■ **THE INPUT**
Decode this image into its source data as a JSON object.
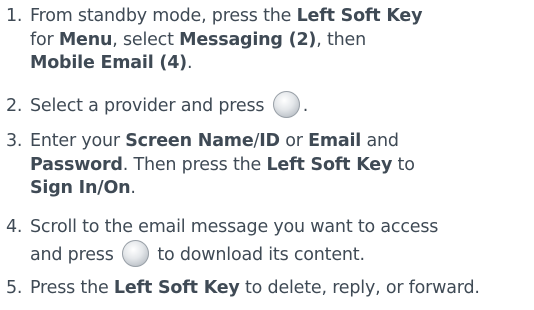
{
  "steps": [
    {
      "number": "1.",
      "l1a": "From standby mode, press the ",
      "l1b": "Left Soft Key",
      "l2a": "for ",
      "l2b": "Menu",
      "l2c": ", select ",
      "l2d": "Messaging (2)",
      "l2e": ", then",
      "l3a": "Mobile Email (4)",
      "l3b": "."
    },
    {
      "number": "2.",
      "l1a": "Select a provider and press ",
      "l1b": "."
    },
    {
      "number": "3.",
      "l1a": "Enter your ",
      "l1b": "Screen Name",
      "l1c": "/",
      "l1d": "ID",
      "l1e": " or ",
      "l1f": "Email",
      "l1g": " and",
      "l2a": "Password",
      "l2b": ". Then press the ",
      "l2c": "Left Soft Key",
      "l2d": " to",
      "l3a": "Sign In/On",
      "l3b": "."
    },
    {
      "number": "4.",
      "l1a": "Scroll to the email message you want to access",
      "l2a": "and press ",
      "l2b": " to download its content."
    },
    {
      "number": "5.",
      "l1a": "Press the ",
      "l1b": "Left Soft Key",
      "l1c": " to delete, reply, or forward."
    }
  ]
}
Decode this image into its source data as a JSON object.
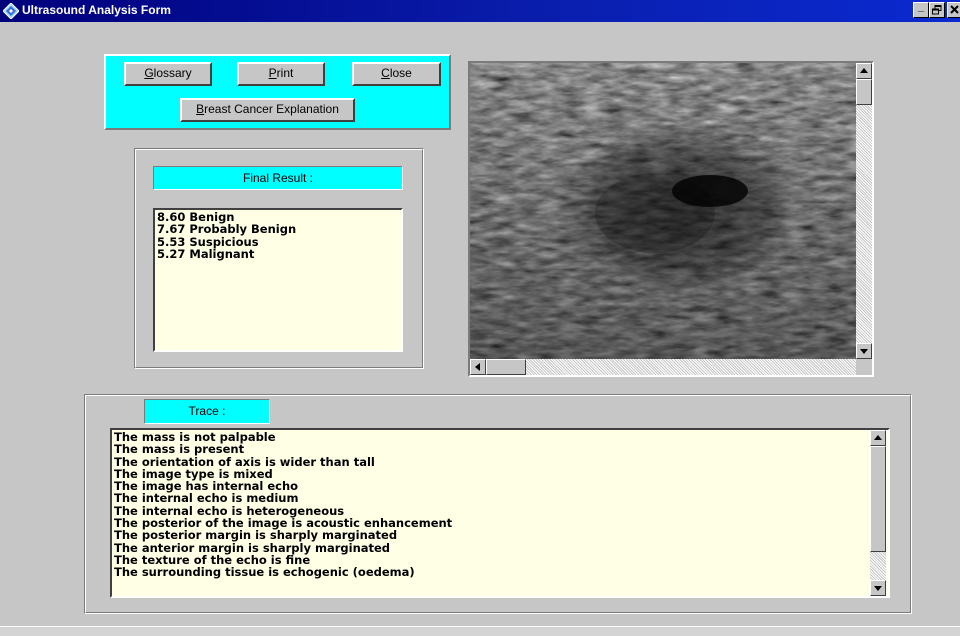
{
  "window": {
    "title": "Ultrasound Analysis Form",
    "controls": {
      "minimize": "_",
      "maximize": "🗗",
      "close": "×"
    }
  },
  "toolbar": {
    "glossary": {
      "mnemonic": "G",
      "rest": "lossary"
    },
    "print": {
      "mnemonic": "P",
      "rest": "rint"
    },
    "close": {
      "mnemonic": "C",
      "rest": "lose"
    },
    "explanation": {
      "mnemonic": "B",
      "rest": "reast Cancer Explanation"
    }
  },
  "final_result": {
    "label": "Final Result :",
    "items": [
      "8.60 Benign",
      "7.67 Probably Benign",
      "5.53 Suspicious",
      "5.27 Malignant"
    ]
  },
  "trace": {
    "label": "Trace :",
    "items": [
      "The mass is not palpable",
      "The mass is present",
      "The orientation of axis is wider than tall",
      "The image type is mixed",
      "The image has internal echo",
      "The internal echo is medium",
      "The internal echo is heterogeneous",
      "The posterior of the image is acoustic enhancement",
      "The posterior margin is sharply marginated",
      "The anterior margin is sharply marginated",
      "The texture of the echo is fine",
      "The surrounding tissue is echogenic (oedema)"
    ]
  },
  "colors": {
    "titlebar": "#0a1fb0",
    "panel_accent": "#00ffff",
    "listbox_bg": "#ffffe6",
    "window_bg": "#c6c6c6"
  },
  "icons": {
    "app": "diamond-app-icon",
    "scroll_up": "arrow-up-icon",
    "scroll_down": "arrow-down-icon",
    "scroll_left": "arrow-left-icon",
    "scroll_right": "arrow-right-icon"
  }
}
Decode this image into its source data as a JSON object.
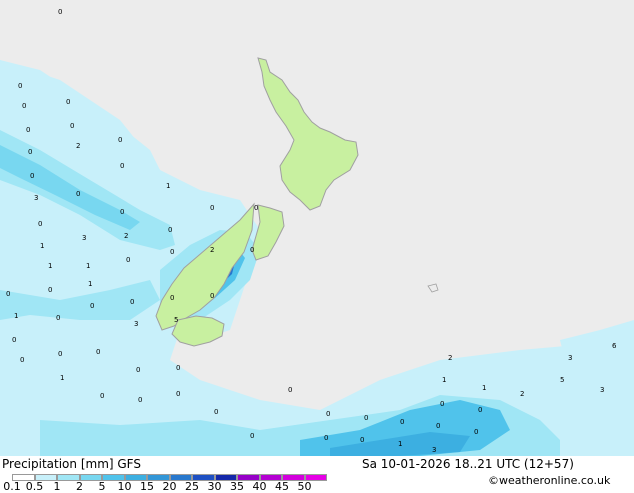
{
  "map": {
    "sea_color": "#ececec",
    "land_color": "#c8f0a0",
    "coast_color": "#a0a0a0",
    "grid_values": [
      "0",
      "0",
      "0",
      "0",
      "0",
      "0",
      "0",
      "0",
      "2",
      "0",
      "0",
      "1",
      "3",
      "0",
      "0",
      "0",
      "3",
      "2",
      "0",
      "1",
      "1",
      "0",
      "0",
      "0",
      "2",
      "0",
      "1",
      "1",
      "0",
      "0",
      "0",
      "0",
      "0",
      "0",
      "0",
      "3",
      "5",
      "1",
      "0",
      "0",
      "0",
      "0",
      "0",
      "0",
      "0",
      "1",
      "0",
      "0",
      "0",
      "0",
      "1",
      "1",
      "0",
      "0",
      "0",
      "0",
      "0",
      "0",
      "1",
      "3",
      "2",
      "2",
      "3",
      "6",
      "5",
      "3",
      "0",
      "0",
      "0",
      "0",
      "0"
    ]
  },
  "footer": {
    "title": "Precipitation [mm] GFS",
    "datetime": "Sa 10-01-2026 18..21 UTC (12+57)",
    "credit": "©weatheronline.co.uk",
    "legend": [
      {
        "label": "0.1",
        "color": "#ffffff"
      },
      {
        "label": "0.5",
        "color": "#c8f0fa"
      },
      {
        "label": "1",
        "color": "#a0e6f5"
      },
      {
        "label": "2",
        "color": "#78d7f0"
      },
      {
        "label": "5",
        "color": "#50c3eb"
      },
      {
        "label": "10",
        "color": "#3cafe1"
      },
      {
        "label": "15",
        "color": "#3296d7"
      },
      {
        "label": "20",
        "color": "#2878cd"
      },
      {
        "label": "25",
        "color": "#1e50c3"
      },
      {
        "label": "30",
        "color": "#1428aa"
      },
      {
        "label": "35",
        "color": "#9600c8"
      },
      {
        "label": "40",
        "color": "#b400d2"
      },
      {
        "label": "45",
        "color": "#d200dc"
      },
      {
        "label": "50",
        "color": "#e600e6"
      }
    ]
  }
}
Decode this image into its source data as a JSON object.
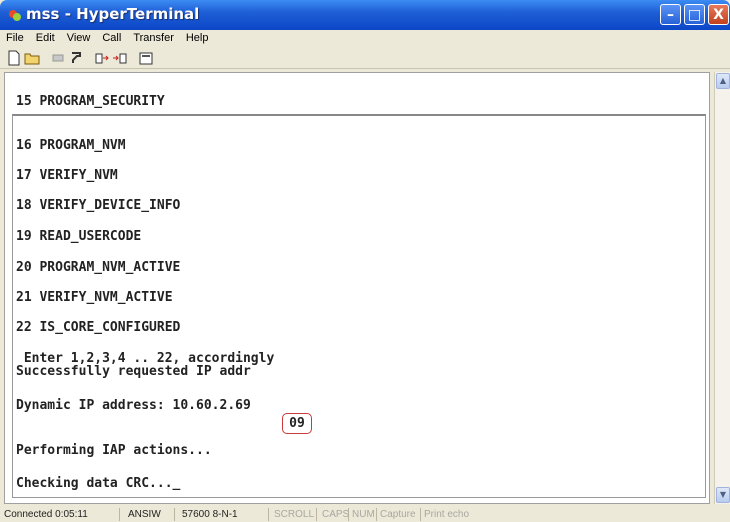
{
  "window": {
    "title": "mss - HyperTerminal",
    "min_symbol": "–",
    "max_symbol": "□",
    "close_symbol": "X"
  },
  "menu": [
    "File",
    "Edit",
    "View",
    "Call",
    "Transfer",
    "Help"
  ],
  "toolbar": [
    "new-icon",
    "open-icon",
    "disconnect-icon",
    "connect-icon",
    "send-icon",
    "receive-icon",
    "properties-icon"
  ],
  "terminal": {
    "header": "15 PROGRAM_SECURITY",
    "lines": [
      "16 PROGRAM_NVM",
      "17 VERIFY_NVM",
      "18 VERIFY_DEVICE_INFO",
      "19 READ_USERCODE",
      "20 PROGRAM_NVM_ACTIVE",
      "21 VERIFY_NVM_ACTIVE",
      "22 IS_CORE_CONFIGURED",
      " Enter 1,2,3,4 .. 22, accordingly",
      "Successfully requested IP addr",
      "Dynamic IP address: 10.60.2.69",
      "Performing IAP actions...",
      "Checking data CRC..._"
    ],
    "callout": "09"
  },
  "status": {
    "connected": "Connected 0:05:11",
    "emulation": "ANSIW",
    "port": "57600 8-N-1",
    "scroll": "SCROLL",
    "caps": "CAPS",
    "num": "NUM",
    "capture": "Capture",
    "print_echo": "Print echo"
  }
}
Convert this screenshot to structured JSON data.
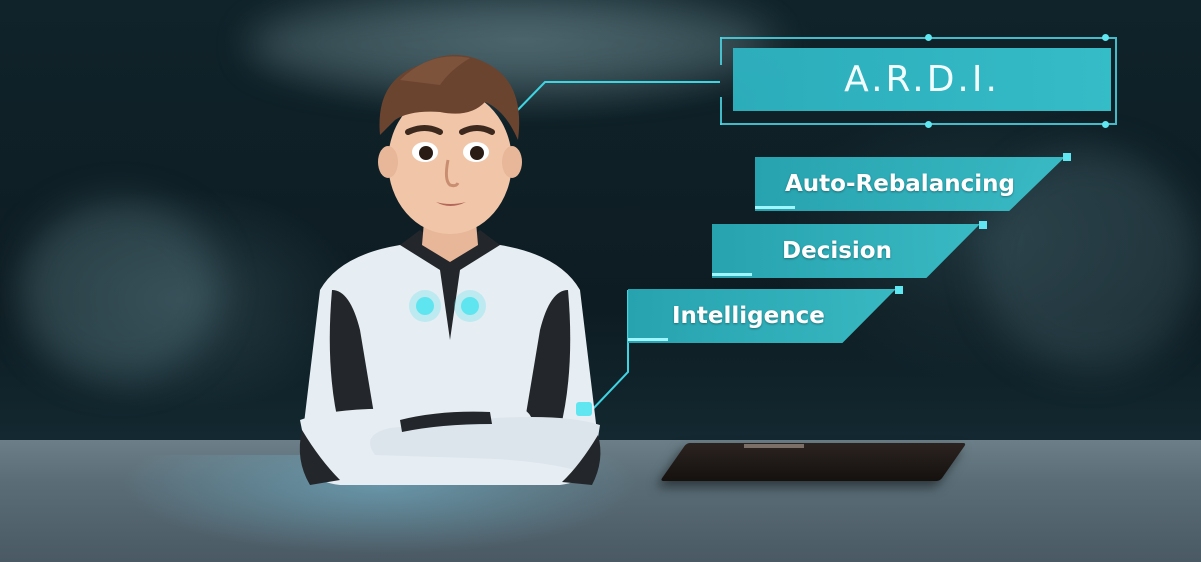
{
  "title": "A.R.D.I.",
  "tags": [
    {
      "label": "Auto-Rebalancing"
    },
    {
      "label": "Decision"
    },
    {
      "label": "Intelligence"
    }
  ],
  "colors": {
    "accent": "#36c4d0",
    "glow": "#5fe6f0",
    "suit_white": "#e6edf3",
    "suit_black": "#23272b"
  }
}
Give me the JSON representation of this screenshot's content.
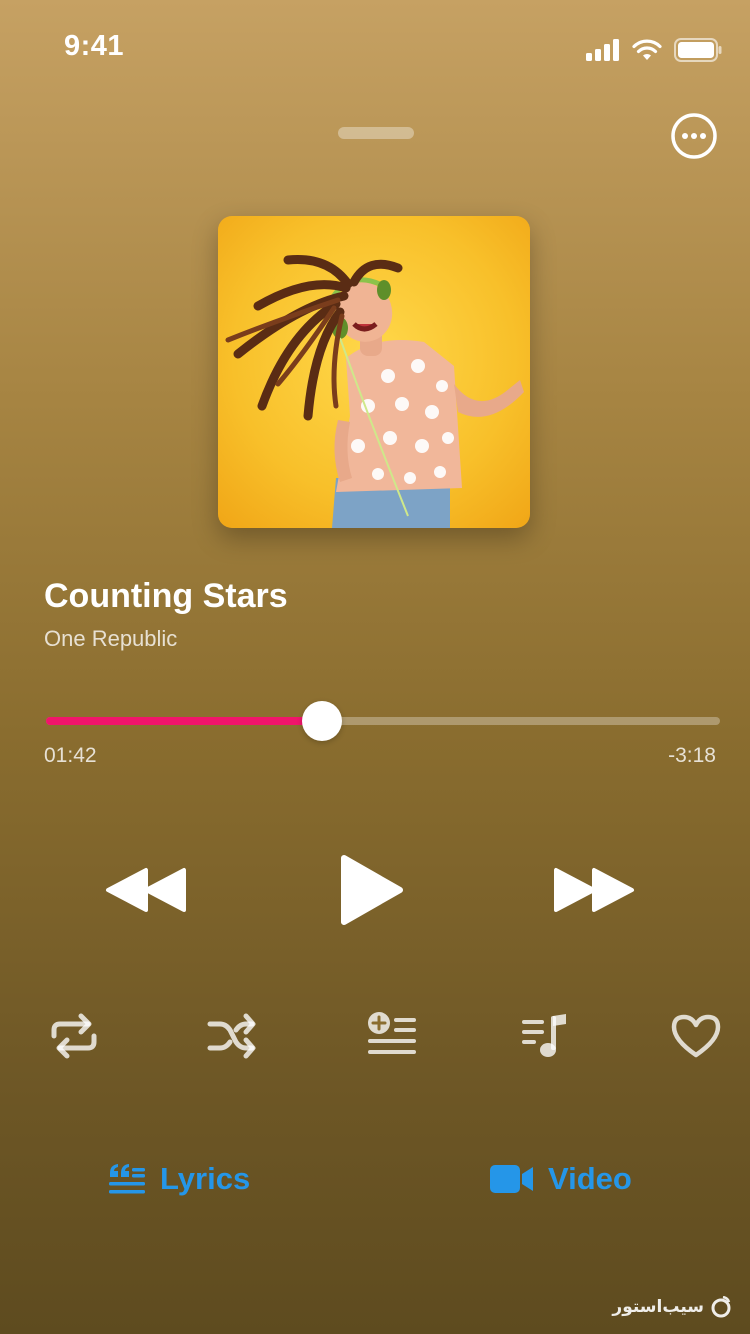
{
  "status_bar": {
    "time": "9:41",
    "icons": [
      "signal-icon",
      "wifi-icon",
      "battery-icon"
    ]
  },
  "header": {
    "more_icon": "ellipsis-circle-icon"
  },
  "track": {
    "title": "Counting Stars",
    "artist": "One Republic"
  },
  "progress": {
    "elapsed": "01:42",
    "remaining": "-3:18",
    "fraction": 0.409
  },
  "colors": {
    "accent": "#f0156b",
    "link": "#2596e8"
  },
  "actions": [
    "repeat-icon",
    "shuffle-icon",
    "queue-add-icon",
    "playlist-icon",
    "heart-icon"
  ],
  "bottom_links": {
    "lyrics": "Lyrics",
    "video": "Video"
  },
  "watermark": {
    "text": "سیب‌استور"
  }
}
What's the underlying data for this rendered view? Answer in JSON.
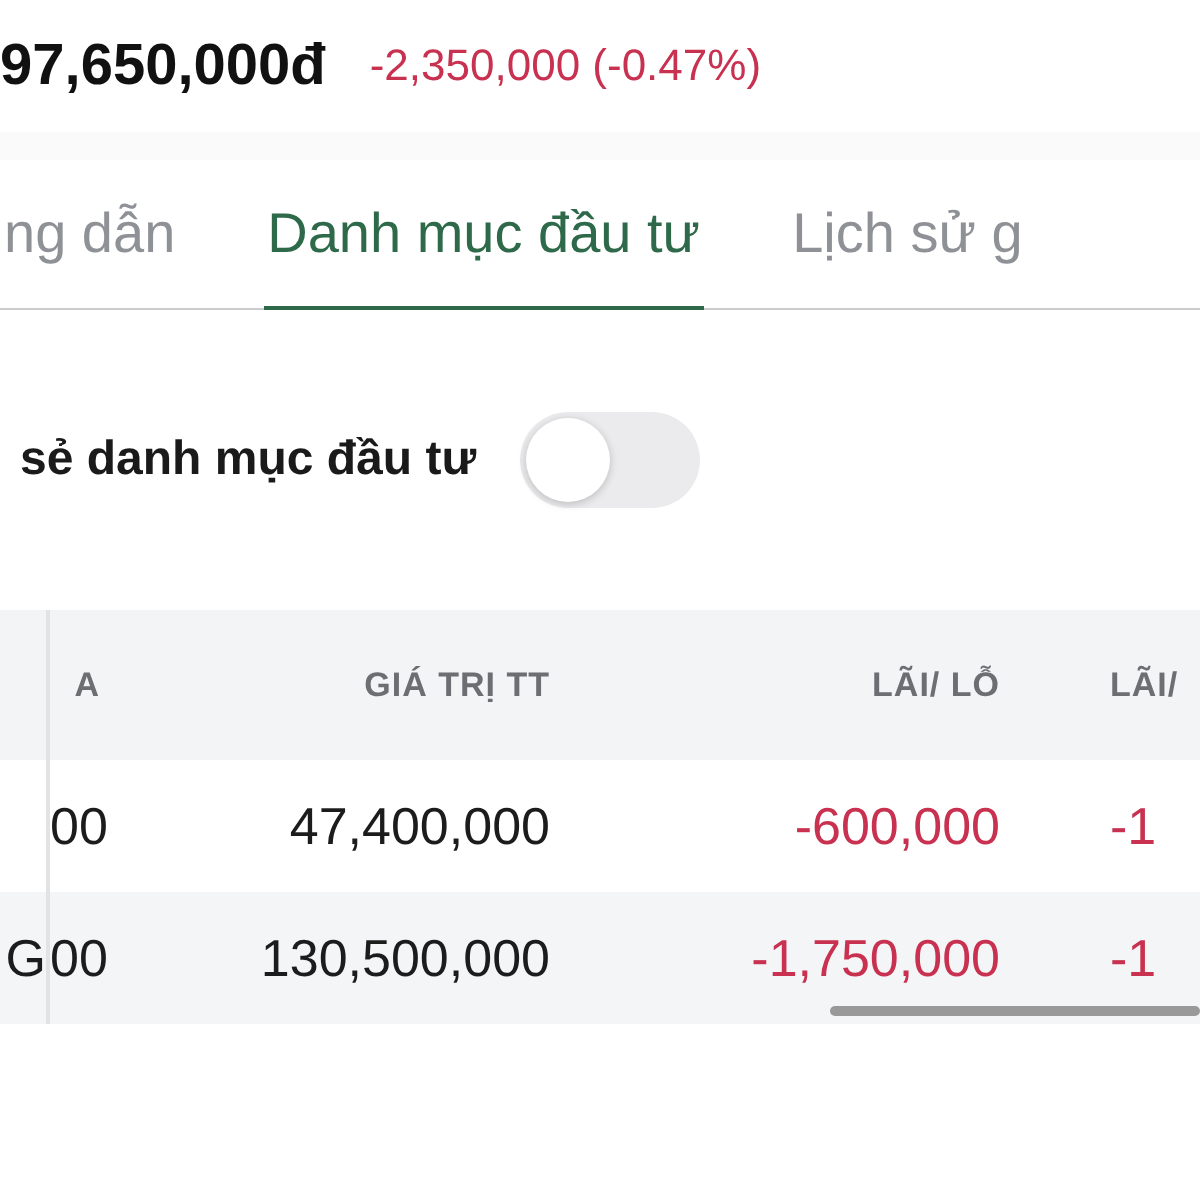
{
  "balance": {
    "amount": "97,650,000đ",
    "change": "-2,350,000 (-0.47%)",
    "negative": true
  },
  "tabs": [
    {
      "label": "ng dẫn",
      "selected": false
    },
    {
      "label": "Danh mục đầu tư",
      "selected": true
    },
    {
      "label": "Lịch sử g",
      "selected": false
    }
  ],
  "share_toggle": {
    "label": "sẻ danh mục đầu tư",
    "on": false
  },
  "table": {
    "columns": [
      "A",
      "GIÁ TRỊ TT",
      "LÃI/ LỖ",
      "LÃI/"
    ],
    "rows": [
      {
        "cells": [
          "00",
          "47,400,000",
          "-600,000",
          "-1"
        ],
        "negative": true
      },
      {
        "ticker": "G",
        "cells": [
          "00",
          "130,500,000",
          "-1,750,000",
          "-1"
        ],
        "negative": true
      }
    ]
  }
}
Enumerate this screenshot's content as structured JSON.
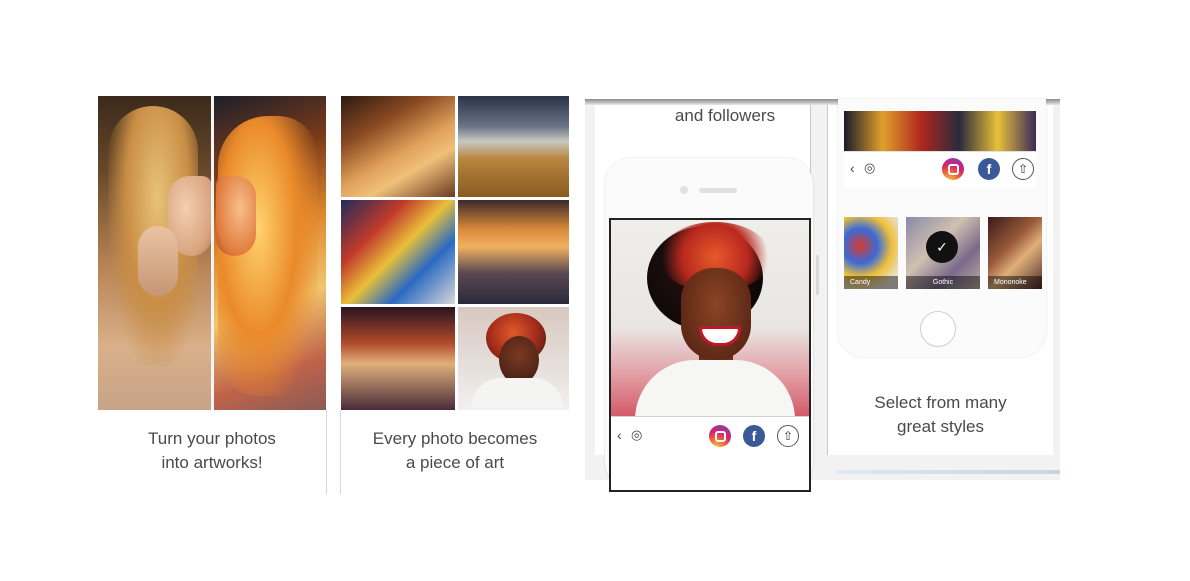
{
  "panels": [
    {
      "caption_line1": "Turn your photos",
      "caption_line2": "into artworks!"
    },
    {
      "caption_line1": "Every photo becomes",
      "caption_line2": "a piece of art"
    }
  ],
  "phone_screen_a": {
    "top_caption": "and followers",
    "toolbar": {
      "back_icon": "‹",
      "camera_icon": "◎",
      "facebook_letter": "f",
      "share_icon": "⇧"
    }
  },
  "phone_screen_b": {
    "styles": [
      {
        "name": "Candy"
      },
      {
        "name": "Gothic",
        "selected": true
      },
      {
        "name": "Mononoke"
      }
    ],
    "check_icon": "✓",
    "caption_line1": "Select from many",
    "caption_line2": "great styles",
    "toolbar": {
      "back_icon": "‹",
      "camera_icon": "◎",
      "facebook_letter": "f",
      "share_icon": "⇧"
    }
  },
  "colors": {
    "facebook": "#3b5998",
    "caption_text": "#4a4a4a"
  }
}
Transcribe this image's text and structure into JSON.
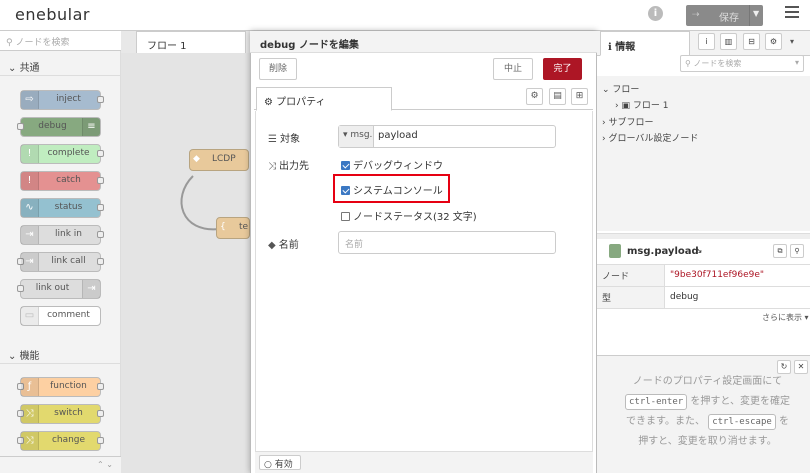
{
  "header": {
    "logo": "enebular",
    "deploy_label": "保存",
    "deploy_icon": "deploy-icon"
  },
  "palette": {
    "search_placeholder": "ノードを検索",
    "categories": [
      {
        "label": "共通"
      },
      {
        "label": "機能"
      }
    ],
    "common_nodes": [
      {
        "label": "inject",
        "color": "#a6bbcf"
      },
      {
        "label": "debug",
        "color": "#87a980"
      },
      {
        "label": "complete",
        "color": "#c0edc0"
      },
      {
        "label": "catch",
        "color": "#e49191"
      },
      {
        "label": "status",
        "color": "#94c1d0"
      },
      {
        "label": "link in",
        "color": "#dddddd"
      },
      {
        "label": "link call",
        "color": "#dddddd"
      },
      {
        "label": "link out",
        "color": "#dddddd"
      },
      {
        "label": "comment",
        "color": "#ffffff"
      }
    ],
    "function_nodes": [
      {
        "label": "function",
        "color": "#fdd0a2"
      },
      {
        "label": "switch",
        "color": "#e2d96e"
      },
      {
        "label": "change",
        "color": "#e2d96e"
      }
    ]
  },
  "workspace": {
    "tab_label": "フロー 1",
    "nodes": [
      {
        "label": "LCDP"
      },
      {
        "label": "te"
      }
    ]
  },
  "dialog": {
    "title": "debug ノードを編集",
    "delete_label": "削除",
    "cancel_label": "中止",
    "done_label": "完了",
    "tab_properties": "プロパティ",
    "target_label": "対象",
    "target_type": "msg.",
    "target_value": "payload",
    "output_label": "出力先",
    "options": [
      {
        "label": "デバッグウィンドウ",
        "checked": true
      },
      {
        "label": "システムコンソール",
        "checked": true
      },
      {
        "label": "ノードステータス(32 文字)",
        "checked": false
      }
    ],
    "name_label": "名前",
    "name_placeholder": "名前",
    "enabled_label": "有効",
    "highlight_color": "#e60012"
  },
  "sidebar": {
    "tab_info": "情報",
    "search_placeholder": "ノードを検索",
    "tree": [
      {
        "label": "フロー"
      },
      {
        "label": "フロー 1"
      },
      {
        "label": "サブフロー"
      },
      {
        "label": "グローバル設定ノード"
      }
    ],
    "msg_title": "msg.payload",
    "rows": [
      {
        "key": "ノード",
        "value": "\"9be30f711ef96e9e\""
      },
      {
        "key": "型",
        "value": "debug"
      }
    ],
    "more_label": "さらに表示",
    "help": {
      "line1": "ノードのプロパティ設定画面にて",
      "kbd1": "ctrl-enter",
      "line2": "を押すと、変更を確定",
      "line3": "できます。また、",
      "kbd2": "ctrl-escape",
      "line4": "を",
      "line5": "押すと、変更を取り消せます。"
    }
  }
}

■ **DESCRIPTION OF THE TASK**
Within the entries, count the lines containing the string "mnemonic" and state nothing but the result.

■ **RESULT OF THE TASK**
4